I am obviously very keen for it to stay that way, so I need to keep the momentum going. That is why I have dug out these two books. I have decided to pick one or two quotes each week to read and think about. And I figured if they help me, then they might also help others, so why not share them.
And perhaps in a blog designed primarily for posts about risk and insurance, some thought provoking quotes about life morals and the importance of a positive attitude will help balance things out a little!
Here's the first quote. I hope it resonates and provides food for thought.
"There are two ways to live your life. One is as though nothing is a miracle.
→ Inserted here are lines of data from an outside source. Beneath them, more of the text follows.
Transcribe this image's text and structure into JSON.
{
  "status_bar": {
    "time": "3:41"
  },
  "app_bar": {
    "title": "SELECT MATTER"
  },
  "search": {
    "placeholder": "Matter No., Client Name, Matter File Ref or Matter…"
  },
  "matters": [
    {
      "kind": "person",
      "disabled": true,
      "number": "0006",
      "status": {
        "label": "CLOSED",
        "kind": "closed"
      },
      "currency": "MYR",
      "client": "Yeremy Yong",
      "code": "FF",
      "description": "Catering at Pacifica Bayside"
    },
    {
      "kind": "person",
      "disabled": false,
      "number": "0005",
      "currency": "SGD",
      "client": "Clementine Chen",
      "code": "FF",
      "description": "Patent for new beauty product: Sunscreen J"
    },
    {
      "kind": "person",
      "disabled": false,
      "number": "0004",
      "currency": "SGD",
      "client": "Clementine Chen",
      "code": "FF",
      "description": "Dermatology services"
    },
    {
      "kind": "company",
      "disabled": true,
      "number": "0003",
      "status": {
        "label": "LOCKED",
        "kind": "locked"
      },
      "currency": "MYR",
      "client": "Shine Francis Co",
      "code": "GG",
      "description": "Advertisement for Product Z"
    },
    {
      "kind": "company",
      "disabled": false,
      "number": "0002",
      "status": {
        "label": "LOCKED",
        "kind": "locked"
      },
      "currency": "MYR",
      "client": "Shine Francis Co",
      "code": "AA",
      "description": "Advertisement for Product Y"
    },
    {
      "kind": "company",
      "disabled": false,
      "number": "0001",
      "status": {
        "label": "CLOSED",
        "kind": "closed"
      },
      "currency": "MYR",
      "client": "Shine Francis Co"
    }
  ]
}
The other is as though everything is a miracle."
Albert Einstein, 1879-1955
With special thanks to my son Jonathan who was a great help lugging stuff from the car we moved in yesterday without hitch.
Upon settling in, it immediately felt that the right decision had been made to take the plunge into commercial premises earlier than planned.
Fuel Studios is a great place for a small business like Sirelark to establish, evolve and grow and we can see ourselves in the building for many years to come as there is space to grow here.
Its location in Norwich is central with several car parks in close proximity and only a modest walk from Norwich train station.
For partners, clients and friends who wish to visit, there are plenty of locations and space for meetings, both of a private nature and less formal gatherings.
The owner of the property has clearly invested a fair amount of money into making Fuel Studios arguably the best office environment in Norwich for SMEs, so it is nice to be in a position to reward that investment in a small way. Looking forward to many happy and prosperous years here!